2. Cool down: Here are some of the do’s and don’ts of cool down: Do: Take a time-out; Go for a walk; Shoot some hoops; Read a good book; Take a shower; Work on a craft or project; Spend time with a pet; Practice slow deep breathing; Listen to relaxing music; Talk to someone who cares about you. Don’t: Hit anything (including pillows); Scream or “let off steam”; Listen to angry music or rap; Play violent or aggressive video games. Things on the “Don’t” list have been shown through research and experience to promote and reinforce violence. They teach you to act out on your anger rather than work for a resolution.
3. Find a solution: Look for ways to fix the problem that made you angry. Chances are, if you’re cooled down, a solution will be easier to find because you are thinking. If you were in a disagreement or argument, find a way to work it out, even if you agree to disagree. Listen first then talk, in that order. That’s why we have 2 ears and 1 mouth. Listen twice as much as you talk.
4. Live with it: If a problem can’t be solved, learn to live with it. Accept the fact that there are things in life that we have no control over.
5. Apologize: If you’ve hurt someone’s feelings, be the first to say you’re sorry.
As part of your registration for becoming a member of the “N.O.V.A. Parent Pack”, you have the opportunity to view the “N.O.V.A. Parent Seminar” video. This powerful seminar will give you the knowledge and tools to help you more fully understand the principles taught in this lesson, and help you get to your path of excellence!

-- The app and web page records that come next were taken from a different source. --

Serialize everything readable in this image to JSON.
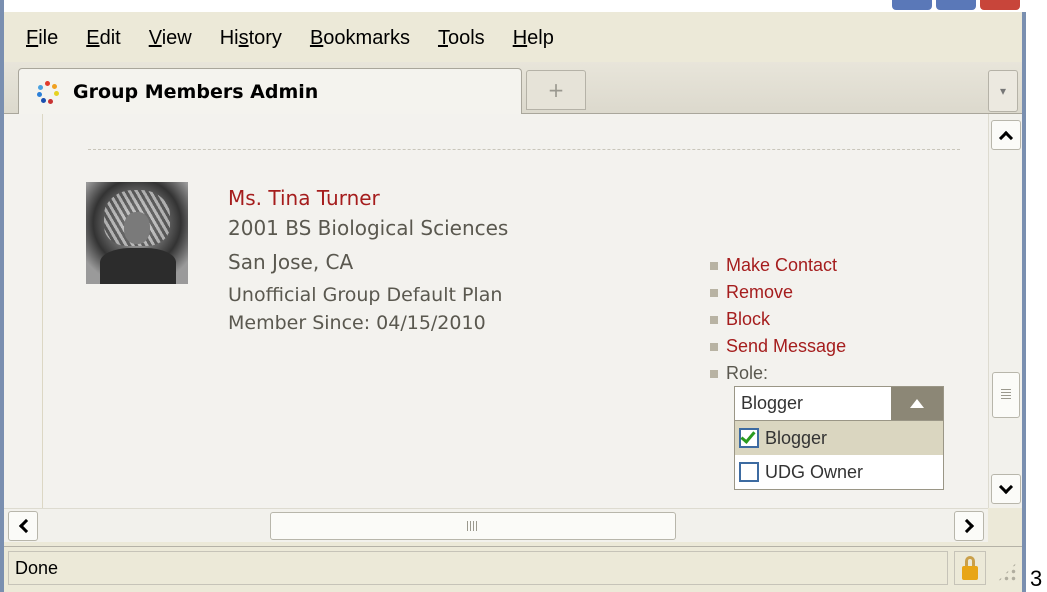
{
  "menubar": {
    "items": [
      {
        "name": "file",
        "prefix": "",
        "accel": "F",
        "rest": "ile"
      },
      {
        "name": "edit",
        "prefix": "",
        "accel": "E",
        "rest": "dit"
      },
      {
        "name": "view",
        "prefix": "",
        "accel": "V",
        "rest": "iew"
      },
      {
        "name": "history",
        "prefix": "Hi",
        "accel": "s",
        "rest": "tory"
      },
      {
        "name": "bookmarks",
        "prefix": "",
        "accel": "B",
        "rest": "ookmarks"
      },
      {
        "name": "tools",
        "prefix": "",
        "accel": "T",
        "rest": "ools"
      },
      {
        "name": "help",
        "prefix": "",
        "accel": "H",
        "rest": "elp"
      }
    ]
  },
  "tabs": {
    "active_title": "Group Members Admin",
    "new_tab_glyph": "+",
    "tab_list_glyph": "▾"
  },
  "member": {
    "name": "Ms. Tina Turner",
    "degree": "2001 BS Biological Sciences",
    "location": "San Jose, CA",
    "plan": "Unofficial Group Default Plan",
    "member_since": "Member Since: 04/15/2010"
  },
  "actions": {
    "make_contact": "Make Contact",
    "remove": "Remove",
    "block": "Block",
    "send_message": "Send Message",
    "role_label": "Role:"
  },
  "role_select": {
    "current": "Blogger",
    "options": [
      {
        "label": "Blogger",
        "checked": true
      },
      {
        "label": "UDG Owner",
        "checked": false
      }
    ]
  },
  "status": {
    "text": "Done"
  },
  "outside_text": "3",
  "colors": {
    "link_red": "#a51d1d",
    "muted_text": "#5a584f",
    "select_arrow_bg": "#8c8776",
    "check_green": "#2a9b1f"
  }
}
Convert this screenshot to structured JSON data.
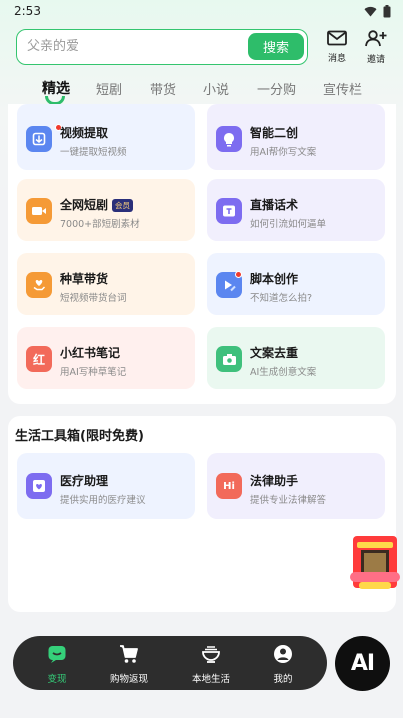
{
  "status_bar": {
    "time": "2:53"
  },
  "search": {
    "placeholder": "父亲的爱",
    "button_label": "搜索"
  },
  "header_actions": {
    "messages_label": "消息",
    "invite_label": "邀请"
  },
  "tabs": [
    {
      "label": "精选",
      "active": true
    },
    {
      "label": "短剧"
    },
    {
      "label": "带货"
    },
    {
      "label": "小说"
    },
    {
      "label": "一分购"
    },
    {
      "label": "宣传栏"
    }
  ],
  "tools": [
    {
      "title": "视频提取",
      "subtitle": "一键提取短视频",
      "icon": "video-extract-icon",
      "color": "#5b86f0",
      "bg": "#eef3ff",
      "badge_dot": true
    },
    {
      "title": "智能二创",
      "subtitle": "用AI帮你写文案",
      "icon": "lightbulb-icon",
      "color": "#7d6cf0",
      "bg": "#f1effd"
    },
    {
      "title": "全网短剧",
      "badge": "会员",
      "subtitle": "7000+部短剧素材",
      "icon": "video-camera-icon",
      "color": "#f59a36",
      "bg": "#fff4e8"
    },
    {
      "title": "直播话术",
      "subtitle": "如何引流如何逼单",
      "icon": "live-script-icon",
      "color": "#7d6cf0",
      "bg": "#f1effd"
    },
    {
      "title": "种草带货",
      "subtitle": "短视频带货台词",
      "icon": "heart-hand-icon",
      "color": "#f59a36",
      "bg": "#fff4e8"
    },
    {
      "title": "脚本创作",
      "subtitle": "不知道怎么拍?",
      "icon": "script-video-icon",
      "color": "#5b86f0",
      "bg": "#eef3ff",
      "badge_dot": true
    },
    {
      "title": "小红书笔记",
      "subtitle": "用AI写种草笔记",
      "icon": "xiaohongshu-icon",
      "icon_text": "红",
      "color": "#f26a5a",
      "bg": "#fff0ee"
    },
    {
      "title": "文案去重",
      "subtitle": "AI生成创意文案",
      "icon": "camera-icon",
      "color": "#3fc07c",
      "bg": "#eaf8f0"
    }
  ],
  "life_section": {
    "title": "生活工具箱(限时免费)",
    "items": [
      {
        "title": "医疗助理",
        "subtitle": "提供实用的医疗建议",
        "icon": "medical-heart-icon",
        "color": "#7d6cf0",
        "bg": "#f1effd"
      },
      {
        "title": "法律助手",
        "subtitle": "提供专业法律解答",
        "icon": "legal-chat-icon",
        "icon_text": "Hi",
        "color": "#f26a5a",
        "bg": "#fff0ee"
      }
    ]
  },
  "bottom_nav": [
    {
      "label": "变现",
      "icon": "monetize-icon",
      "active": true
    },
    {
      "label": "购物返现",
      "icon": "cart-icon"
    },
    {
      "label": "本地生活",
      "icon": "food-bowl-icon"
    },
    {
      "label": "我的",
      "icon": "user-icon"
    }
  ],
  "ai_button": {
    "label": "AI"
  },
  "colors": {
    "accent": "#2ebd6a",
    "nav_bg": "#2d2d2d",
    "active_nav": "#35d07a"
  }
}
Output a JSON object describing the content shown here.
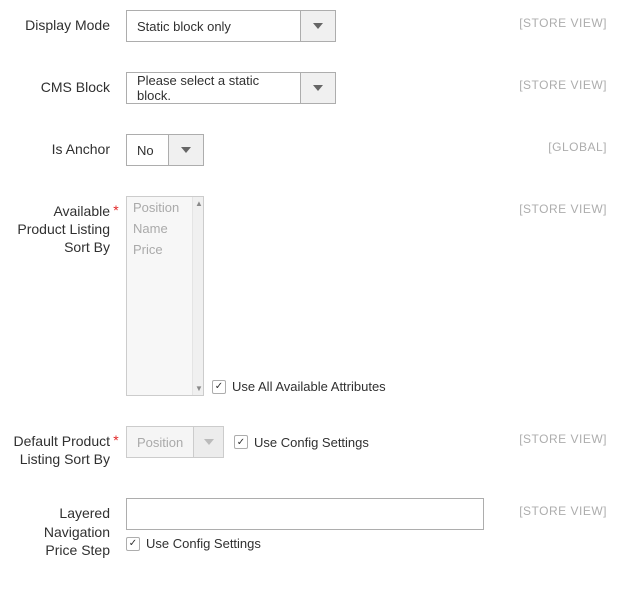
{
  "rows": {
    "displayMode": {
      "label": "Display Mode",
      "value": "Static block only",
      "scope": "[STORE VIEW]"
    },
    "cmsBlock": {
      "label": "CMS Block",
      "value": "Please select a static block.",
      "scope": "[STORE VIEW]"
    },
    "isAnchor": {
      "label": "Is Anchor",
      "value": "No",
      "scope": "[GLOBAL]"
    },
    "availableSort": {
      "label": "Available Product Listing Sort By",
      "options": [
        "Position",
        "Name",
        "Price"
      ],
      "checkboxLabel": "Use All Available Attributes",
      "scope": "[STORE VIEW]"
    },
    "defaultSort": {
      "label": "Default Product Listing Sort By",
      "value": "Position",
      "checkboxLabel": "Use Config Settings",
      "scope": "[STORE VIEW]"
    },
    "priceStep": {
      "label": "Layered Navigation Price Step",
      "value": "",
      "checkboxLabel": "Use Config Settings",
      "scope": "[STORE VIEW]"
    }
  }
}
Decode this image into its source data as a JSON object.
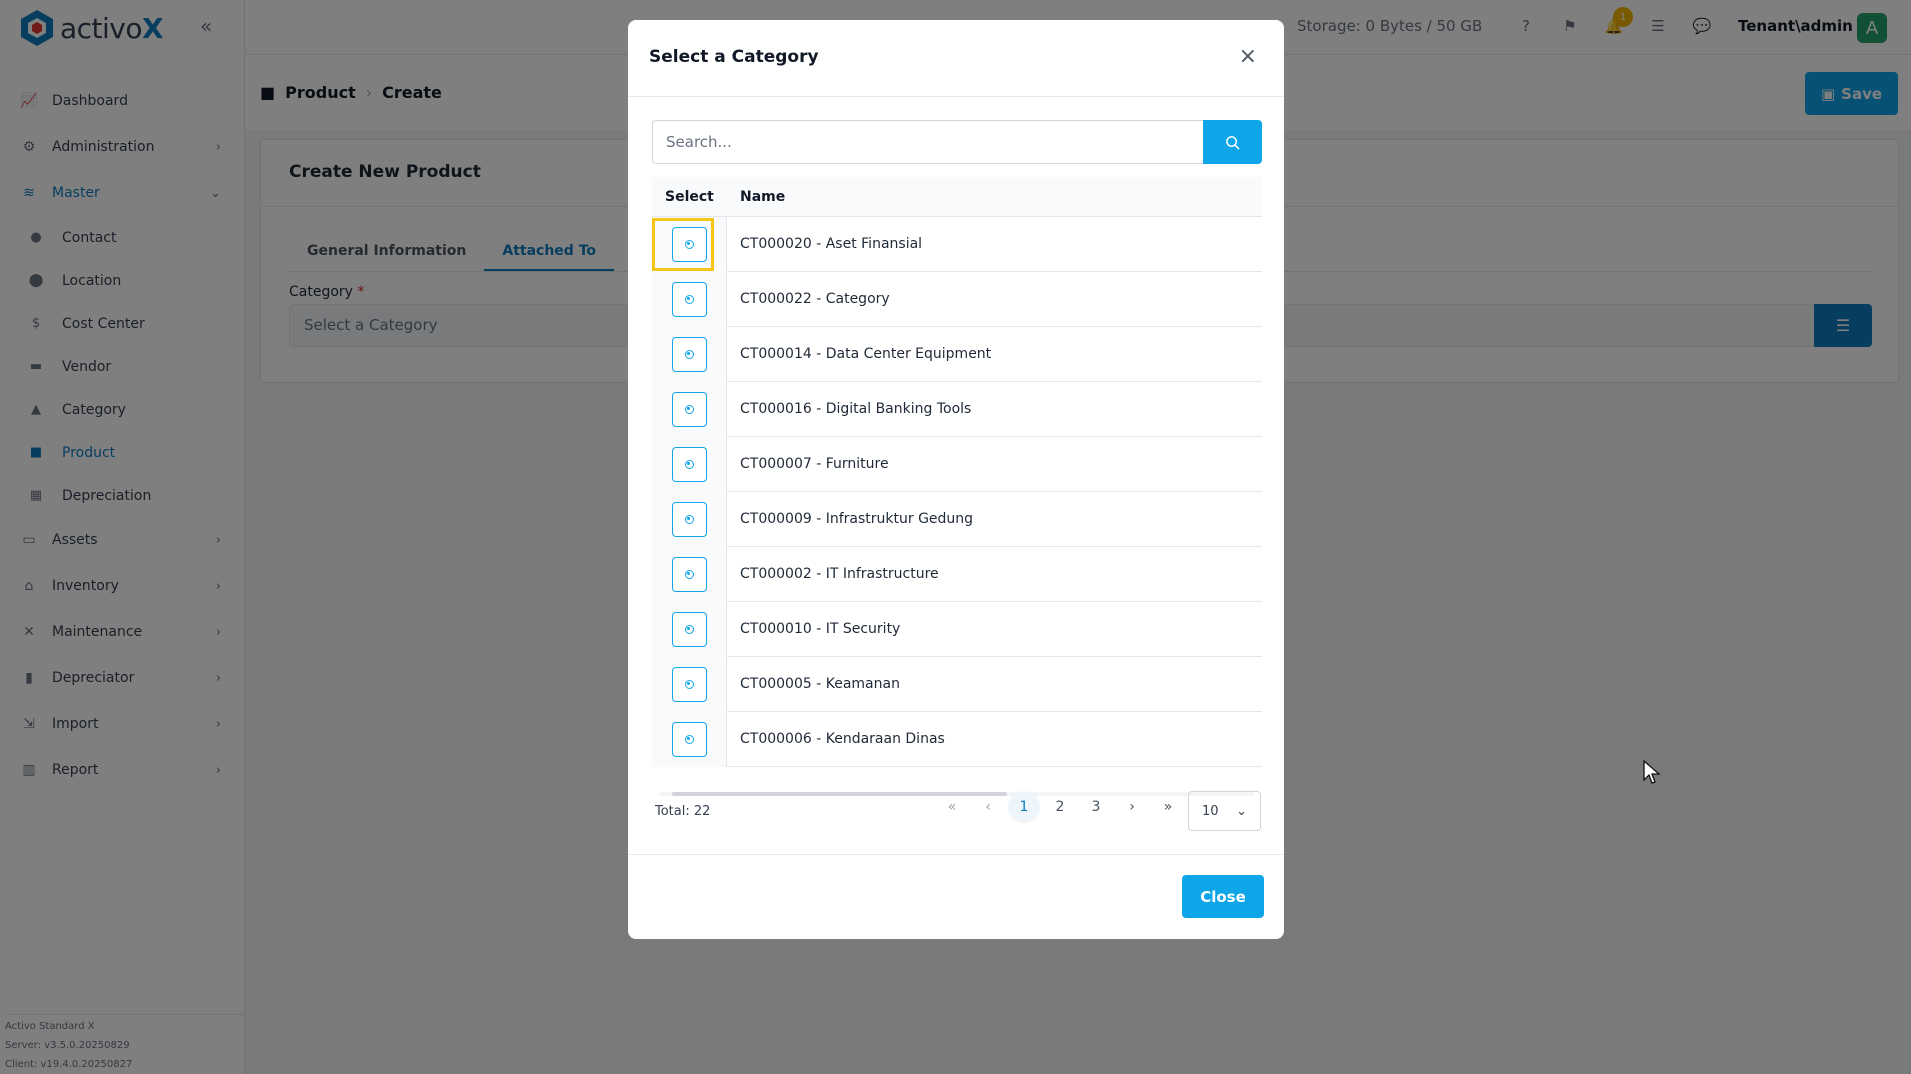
{
  "app": {
    "logo_text": "activo",
    "logo_accent": "X"
  },
  "sidebar": {
    "items": [
      {
        "label": "Dashboard",
        "icon": "chart-line-icon"
      },
      {
        "label": "Administration",
        "icon": "gears-icon"
      },
      {
        "label": "Master",
        "icon": "database-icon"
      },
      {
        "label": "Assets",
        "icon": "laptop-icon"
      },
      {
        "label": "Inventory",
        "icon": "warehouse-icon"
      },
      {
        "label": "Maintenance",
        "icon": "tools-icon"
      },
      {
        "label": "Depreciator",
        "icon": "clipboard-icon"
      },
      {
        "label": "Import",
        "icon": "file-import-icon"
      },
      {
        "label": "Report",
        "icon": "chart-bar-icon"
      }
    ],
    "master_sub": [
      {
        "label": "Contact",
        "icon": "user-icon"
      },
      {
        "label": "Location",
        "icon": "map-pin-icon"
      },
      {
        "label": "Cost Center",
        "icon": "dollar-icon"
      },
      {
        "label": "Vendor",
        "icon": "store-icon"
      },
      {
        "label": "Category",
        "icon": "shapes-icon"
      },
      {
        "label": "Product",
        "icon": "box-icon"
      },
      {
        "label": "Depreciation",
        "icon": "calculator-icon"
      }
    ],
    "version": {
      "product": "Activo Standard X",
      "server": "Server: v3.5.0.20250829",
      "client": "Client: v19.4.0.20250827"
    }
  },
  "topbar": {
    "storage": "Storage: 0 Bytes / 50 GB",
    "notification_count": "1",
    "user": "Tenant\\admin",
    "avatar_letter": "A"
  },
  "page": {
    "breadcrumb": [
      "Product",
      "Create"
    ],
    "save_label": "Save",
    "card_title": "Create New Product",
    "tabs": [
      "General Information",
      "Attached To"
    ],
    "category_label": "Category",
    "category_required": "*",
    "category_placeholder": "Select a Category"
  },
  "modal": {
    "title": "Select a Category",
    "search_placeholder": "Search...",
    "columns": [
      "Select",
      "Name"
    ],
    "rows": [
      "CT000020 - Aset Finansial",
      "CT000022 - Category",
      "CT000014 - Data Center Equipment",
      "CT000016 - Digital Banking Tools",
      "CT000007 - Furniture",
      "CT000009 - Infrastruktur Gedung",
      "CT000002 - IT Infrastructure",
      "CT000010 - IT Security",
      "CT000005 - Keamanan",
      "CT000006 - Kendaraan Dinas"
    ],
    "total": "Total: 22",
    "pages": [
      "1",
      "2",
      "3"
    ],
    "current_page": "1",
    "page_size": "10",
    "close_label": "Close"
  },
  "colors": {
    "accent": "#0ea5e9",
    "brand": "#0e7cc0",
    "highlight": "#f5c518"
  }
}
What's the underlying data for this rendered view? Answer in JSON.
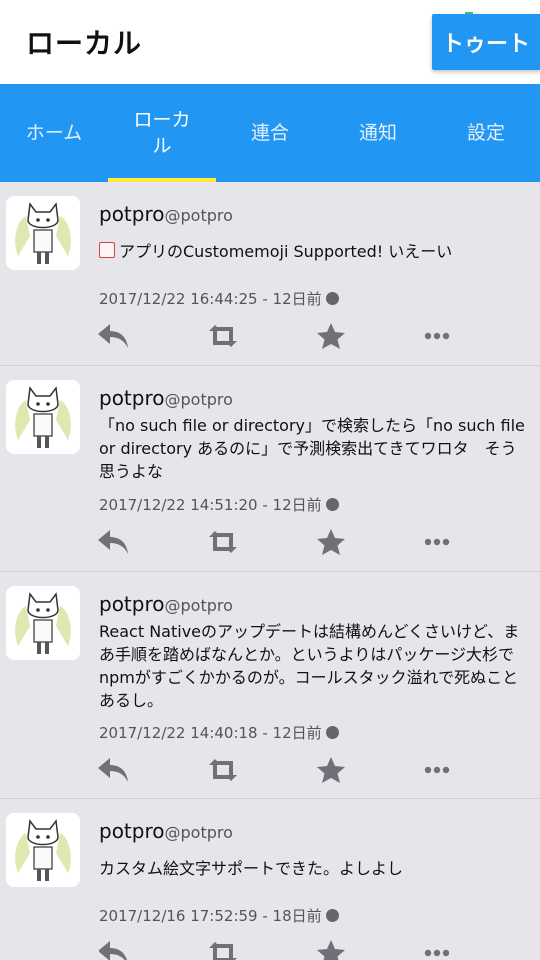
{
  "header": {
    "title": "ローカル",
    "status_fragment": "Q 7  14%",
    "toot_button": "トゥート"
  },
  "tabs": [
    {
      "label": "ホーム",
      "active": false
    },
    {
      "label": "ローカ\nル",
      "active": true
    },
    {
      "label": "連合",
      "active": false
    },
    {
      "label": "通知",
      "active": false
    },
    {
      "label": "設定",
      "active": false
    }
  ],
  "colors": {
    "accent": "#2196f3",
    "indicator": "#ffeb3b",
    "background": "#e6e6ea"
  },
  "posts": [
    {
      "name": "potpro",
      "handle": "@potpro",
      "has_custom_emoji": true,
      "text": "アプリのCustomemoji Supported! いえーい",
      "timestamp": "2017/12/22 16:44:25 - 12日前"
    },
    {
      "name": "potpro",
      "handle": "@potpro",
      "has_custom_emoji": false,
      "text": "「no such file or directory」で検索したら「no such file or directory あるのに」で予測検索出てきてワロタ　そう思うよな",
      "timestamp": "2017/12/22 14:51:20 - 12日前"
    },
    {
      "name": "potpro",
      "handle": "@potpro",
      "has_custom_emoji": false,
      "text": "React Nativeのアップデートは結構めんどくさいけど、まあ手順を踏めばなんとか。というよりはパッケージ大杉でnpmがすごくかかるのが。コールスタック溢れで死ぬことあるし。",
      "timestamp": "2017/12/22 14:40:18 - 12日前"
    },
    {
      "name": "potpro",
      "handle": "@potpro",
      "has_custom_emoji": false,
      "text": "カスタム絵文字サポートできた。よしよし",
      "timestamp": "2017/12/16 17:52:59 - 18日前"
    }
  ],
  "icons": {
    "reply": "reply-icon",
    "boost": "boost-icon",
    "favourite": "star-icon",
    "more": "more-icon",
    "visibility": "globe-icon"
  }
}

The foundation for this lesson was derived from the moral development model created by Dr. Paul Jenkins and Dr. Randy Hyde. You can receive additional parenting applications of this model by registering to receive Dr. Paul’s “Parental Power” messages and podcast.